PROVIDED DATA
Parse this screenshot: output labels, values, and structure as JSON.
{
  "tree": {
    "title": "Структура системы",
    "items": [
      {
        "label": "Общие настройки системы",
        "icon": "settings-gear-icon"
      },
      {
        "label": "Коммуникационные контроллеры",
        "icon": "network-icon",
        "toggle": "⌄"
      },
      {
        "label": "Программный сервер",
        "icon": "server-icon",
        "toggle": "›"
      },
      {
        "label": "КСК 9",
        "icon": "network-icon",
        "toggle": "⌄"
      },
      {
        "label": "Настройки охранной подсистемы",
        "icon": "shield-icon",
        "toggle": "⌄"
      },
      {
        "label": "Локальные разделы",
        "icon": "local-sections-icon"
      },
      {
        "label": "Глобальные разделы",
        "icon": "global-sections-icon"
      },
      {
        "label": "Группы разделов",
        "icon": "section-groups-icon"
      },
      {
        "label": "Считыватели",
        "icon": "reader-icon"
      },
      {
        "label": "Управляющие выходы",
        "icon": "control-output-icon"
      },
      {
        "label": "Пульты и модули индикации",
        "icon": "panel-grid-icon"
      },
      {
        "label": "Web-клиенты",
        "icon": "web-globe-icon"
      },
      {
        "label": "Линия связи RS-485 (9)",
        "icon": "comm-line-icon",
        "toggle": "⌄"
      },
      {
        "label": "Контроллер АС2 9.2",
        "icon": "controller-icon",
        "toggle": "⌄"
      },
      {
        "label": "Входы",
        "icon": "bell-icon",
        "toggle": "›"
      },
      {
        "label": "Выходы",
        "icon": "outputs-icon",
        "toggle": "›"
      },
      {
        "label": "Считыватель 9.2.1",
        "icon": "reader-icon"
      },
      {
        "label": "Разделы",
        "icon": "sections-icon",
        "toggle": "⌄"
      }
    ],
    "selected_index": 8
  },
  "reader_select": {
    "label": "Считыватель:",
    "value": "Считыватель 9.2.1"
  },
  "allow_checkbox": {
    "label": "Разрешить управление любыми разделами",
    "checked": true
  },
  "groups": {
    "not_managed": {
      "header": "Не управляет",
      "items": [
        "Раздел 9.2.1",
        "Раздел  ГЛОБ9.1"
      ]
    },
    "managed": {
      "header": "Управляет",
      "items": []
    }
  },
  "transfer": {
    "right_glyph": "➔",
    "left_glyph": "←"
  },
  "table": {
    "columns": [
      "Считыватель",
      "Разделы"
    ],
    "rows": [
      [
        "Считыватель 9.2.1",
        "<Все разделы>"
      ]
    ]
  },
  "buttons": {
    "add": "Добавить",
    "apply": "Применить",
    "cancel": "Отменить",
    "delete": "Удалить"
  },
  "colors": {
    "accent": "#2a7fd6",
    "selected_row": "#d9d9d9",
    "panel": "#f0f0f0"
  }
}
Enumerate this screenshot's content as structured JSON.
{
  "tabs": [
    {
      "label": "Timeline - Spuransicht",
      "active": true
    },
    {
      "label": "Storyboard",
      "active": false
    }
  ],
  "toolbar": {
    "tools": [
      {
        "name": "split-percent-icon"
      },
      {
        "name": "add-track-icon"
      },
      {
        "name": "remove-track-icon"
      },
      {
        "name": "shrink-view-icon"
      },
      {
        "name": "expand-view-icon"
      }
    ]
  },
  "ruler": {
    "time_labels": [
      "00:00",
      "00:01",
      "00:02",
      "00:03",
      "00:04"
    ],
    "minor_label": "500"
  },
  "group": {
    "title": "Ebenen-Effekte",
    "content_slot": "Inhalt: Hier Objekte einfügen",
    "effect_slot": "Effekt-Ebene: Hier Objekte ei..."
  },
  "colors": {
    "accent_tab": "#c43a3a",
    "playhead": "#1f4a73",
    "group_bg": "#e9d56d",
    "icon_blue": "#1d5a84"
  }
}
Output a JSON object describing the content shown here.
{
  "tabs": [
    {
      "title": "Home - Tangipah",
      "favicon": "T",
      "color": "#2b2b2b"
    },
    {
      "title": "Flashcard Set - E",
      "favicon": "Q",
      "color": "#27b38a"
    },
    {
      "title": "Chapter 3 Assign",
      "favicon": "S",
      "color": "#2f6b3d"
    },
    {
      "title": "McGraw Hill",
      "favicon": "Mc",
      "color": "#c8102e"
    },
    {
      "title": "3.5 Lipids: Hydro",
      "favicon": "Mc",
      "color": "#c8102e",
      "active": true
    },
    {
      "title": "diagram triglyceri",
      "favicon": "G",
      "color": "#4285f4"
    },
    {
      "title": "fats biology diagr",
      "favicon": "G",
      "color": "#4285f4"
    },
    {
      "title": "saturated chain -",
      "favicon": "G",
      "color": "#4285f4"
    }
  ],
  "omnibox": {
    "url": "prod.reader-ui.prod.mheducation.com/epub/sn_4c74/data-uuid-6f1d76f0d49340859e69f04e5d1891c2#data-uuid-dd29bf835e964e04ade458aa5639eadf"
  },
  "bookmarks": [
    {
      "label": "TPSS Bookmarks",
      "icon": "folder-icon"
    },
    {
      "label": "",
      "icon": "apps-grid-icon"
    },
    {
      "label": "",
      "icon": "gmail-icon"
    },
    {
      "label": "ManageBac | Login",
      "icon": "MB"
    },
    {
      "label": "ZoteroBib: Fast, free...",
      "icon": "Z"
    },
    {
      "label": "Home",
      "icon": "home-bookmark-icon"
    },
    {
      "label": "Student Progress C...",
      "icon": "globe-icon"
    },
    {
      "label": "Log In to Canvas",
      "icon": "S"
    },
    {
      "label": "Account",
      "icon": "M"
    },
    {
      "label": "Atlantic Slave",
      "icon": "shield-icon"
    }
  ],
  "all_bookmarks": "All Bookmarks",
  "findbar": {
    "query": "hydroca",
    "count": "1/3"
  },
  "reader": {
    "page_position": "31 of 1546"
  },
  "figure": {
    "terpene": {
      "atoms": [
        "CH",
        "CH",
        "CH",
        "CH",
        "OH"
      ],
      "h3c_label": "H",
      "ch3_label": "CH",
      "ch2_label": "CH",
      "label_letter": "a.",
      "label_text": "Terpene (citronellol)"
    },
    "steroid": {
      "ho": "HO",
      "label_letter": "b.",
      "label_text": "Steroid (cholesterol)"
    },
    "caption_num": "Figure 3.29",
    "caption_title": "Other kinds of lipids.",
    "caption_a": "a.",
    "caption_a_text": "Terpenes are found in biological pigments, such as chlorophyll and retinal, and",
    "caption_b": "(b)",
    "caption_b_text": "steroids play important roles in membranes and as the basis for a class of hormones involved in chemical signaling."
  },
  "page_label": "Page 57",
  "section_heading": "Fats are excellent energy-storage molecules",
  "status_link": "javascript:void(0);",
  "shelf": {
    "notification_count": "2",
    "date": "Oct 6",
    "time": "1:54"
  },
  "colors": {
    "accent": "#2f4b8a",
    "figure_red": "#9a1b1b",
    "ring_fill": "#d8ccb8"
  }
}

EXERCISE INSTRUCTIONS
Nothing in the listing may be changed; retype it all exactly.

SOLUTION FOR THIS TASK
Parse this screenshot: output labels, values, and structure as JSON.
{
  "tree": {
    "title": "Структура системы",
    "items": [
      {
        "label": "Общие настройки системы",
        "icon": "settings-gear-icon"
      },
      {
        "label": "Коммуникационные контроллеры",
        "icon": "network-icon",
        "toggle": "⌄"
      },
      {
        "label": "Программный сервер",
        "icon": "server-icon",
        "toggle": "›"
      },
      {
        "label": "КСК 9",
        "icon": "network-icon",
        "toggle": "⌄"
      },
      {
        "label": "Настройки охранной подсистемы",
        "icon": "shield-icon",
        "toggle": "⌄"
      },
      {
        "label": "Локальные разделы",
        "icon": "local-sections-icon"
      },
      {
        "label": "Глобальные разделы",
        "icon": "global-sections-icon"
      },
      {
        "label": "Группы разделов",
        "icon": "section-groups-icon"
      },
      {
        "label": "Считыватели",
        "icon": "reader-icon"
      },
      {
        "label": "Управляющие выходы",
        "icon": "control-output-icon"
      },
      {
        "label": "Пульты и модули индикации",
        "icon": "panel-grid-icon"
      },
      {
        "label": "Web-клиенты",
        "icon": "web-globe-icon"
      },
      {
        "label": "Линия связи RS-485 (9)",
        "icon": "comm-line-icon",
        "toggle": "⌄"
      },
      {
        "label": "Контроллер АС2 9.2",
        "icon": "controller-icon",
        "toggle": "⌄"
      },
      {
        "label": "Входы",
        "icon": "bell-icon",
        "toggle": "›"
      },
      {
        "label": "Выходы",
        "icon": "outputs-icon",
        "toggle": "›"
      },
      {
        "label": "Считыватель 9.2.1",
        "icon": "reader-icon"
      },
      {
        "label": "Разделы",
        "icon": "sections-icon",
        "toggle": "⌄"
      }
    ],
    "selected_index": 8
  },
  "reader_select": {
    "label": "Считыватель:",
    "value": "Считыватель 9.2.1"
  },
  "allow_checkbox": {
    "label": "Разрешить управление любыми разделами",
    "checked": true
  },
  "groups": {
    "not_managed": {
      "header": "Не управляет",
      "items": [
        "Раздел 9.2.1",
        "Раздел  ГЛОБ9.1"
      ]
    },
    "managed": {
      "header": "Управляет",
      "items": []
    }
  },
  "transfer": {
    "right_glyph": "➔",
    "left_glyph": "←"
  },
  "table": {
    "columns": [
      "Считыватель",
      "Разделы"
    ],
    "rows": [
      [
        "Считыватель 9.2.1",
        "<Все разделы>"
      ]
    ]
  },
  "buttons": {
    "add": "Добавить",
    "apply": "Применить",
    "cancel": "Отменить",
    "delete": "Удалить"
  },
  "colors": {
    "accent": "#2a7fd6",
    "selected_row": "#d9d9d9",
    "panel": "#f0f0f0"
  }
}
Enumerate this screenshot's content as structured JSON.
{
  "tabs": [
    {
      "label": "Timeline - Spuransicht",
      "active": true
    },
    {
      "label": "Storyboard",
      "active": false
    }
  ],
  "toolbar": {
    "tools": [
      {
        "name": "split-percent-icon"
      },
      {
        "name": "add-track-icon"
      },
      {
        "name": "remove-track-icon"
      },
      {
        "name": "shrink-view-icon"
      },
      {
        "name": "expand-view-icon"
      }
    ]
  },
  "ruler": {
    "time_labels": [
      "00:00",
      "00:01",
      "00:02",
      "00:03",
      "00:04"
    ],
    "minor_label": "500"
  },
  "group": {
    "title": "Ebenen-Effekte",
    "content_slot": "Inhalt: Hier Objekte einfügen",
    "effect_slot": "Effekt-Ebene: Hier Objekte ei..."
  },
  "colors": {
    "accent_tab": "#c43a3a",
    "playhead": "#1f4a73",
    "group_bg": "#e9d56d",
    "icon_blue": "#1d5a84"
  }
}
Output a JSON object describing the content shown here.
{
  "tabs": [
    {
      "title": "Home - Tangipah",
      "favicon": "T",
      "color": "#2b2b2b"
    },
    {
      "title": "Flashcard Set - E",
      "favicon": "Q",
      "color": "#27b38a"
    },
    {
      "title": "Chapter 3 Assign",
      "favicon": "S",
      "color": "#2f6b3d"
    },
    {
      "title": "McGraw Hill",
      "favicon": "Mc",
      "color": "#c8102e"
    },
    {
      "title": "3.5 Lipids: Hydro",
      "favicon": "Mc",
      "color": "#c8102e",
      "active": true
    },
    {
      "title": "diagram triglyceri",
      "favicon": "G",
      "color": "#4285f4"
    },
    {
      "title": "fats biology diagr",
      "favicon": "G",
      "color": "#4285f4"
    },
    {
      "title": "saturated chain -",
      "favicon": "G",
      "color": "#4285f4"
    }
  ],
  "omnibox": {
    "url": "prod.reader-ui.prod.mheducation.com/epub/sn_4c74/data-uuid-6f1d76f0d49340859e69f04e5d1891c2#data-uuid-dd29bf835e964e04ade458aa5639eadf"
  },
  "bookmarks": [
    {
      "label": "TPSS Bookmarks",
      "icon": "folder-icon"
    },
    {
      "label": "",
      "icon": "apps-grid-icon"
    },
    {
      "label": "",
      "icon": "gmail-icon"
    },
    {
      "label": "ManageBac | Login",
      "icon": "MB"
    },
    {
      "label": "ZoteroBib: Fast, free...",
      "icon": "Z"
    },
    {
      "label": "Home",
      "icon": "home-bookmark-icon"
    },
    {
      "label": "Student Progress C...",
      "icon": "globe-icon"
    },
    {
      "label": "Log In to Canvas",
      "icon": "S"
    },
    {
      "label": "Account",
      "icon": "M"
    },
    {
      "label": "Atlantic Slave",
      "icon": "shield-icon"
    }
  ],
  "all_bookmarks": "All Bookmarks",
  "findbar": {
    "query": "hydroca",
    "count": "1/3"
  },
  "reader": {
    "page_position": "31 of 1546"
  },
  "figure": {
    "terpene": {
      "atoms": [
        "CH",
        "CH",
        "CH",
        "CH",
        "OH"
      ],
      "h3c_label": "H",
      "ch3_label": "CH",
      "ch2_label": "CH",
      "label_letter": "a.",
      "label_text": "Terpene (citronellol)"
    },
    "steroid": {
      "ho": "HO",
      "label_letter": "b.",
      "label_text": "Steroid (cholesterol)"
    },
    "caption_num": "Figure 3.29",
    "caption_title": "Other kinds of lipids.",
    "caption_a": "a.",
    "caption_a_text": "Terpenes are found in biological pigments, such as chlorophyll and retinal, and",
    "caption_b": "(b)",
    "caption_b_text": "steroids play important roles in membranes and as the basis for a class of hormones involved in chemical signaling."
  },
  "page_label": "Page 57",
  "section_heading": "Fats are excellent energy-storage molecules",
  "status_link": "javascript:void(0);",
  "shelf": {
    "notification_count": "2",
    "date": "Oct 6",
    "time": "1:54"
  },
  "colors": {
    "accent": "#2f4b8a",
    "figure_red": "#9a1b1b",
    "ring_fill": "#d8ccb8"
  }
}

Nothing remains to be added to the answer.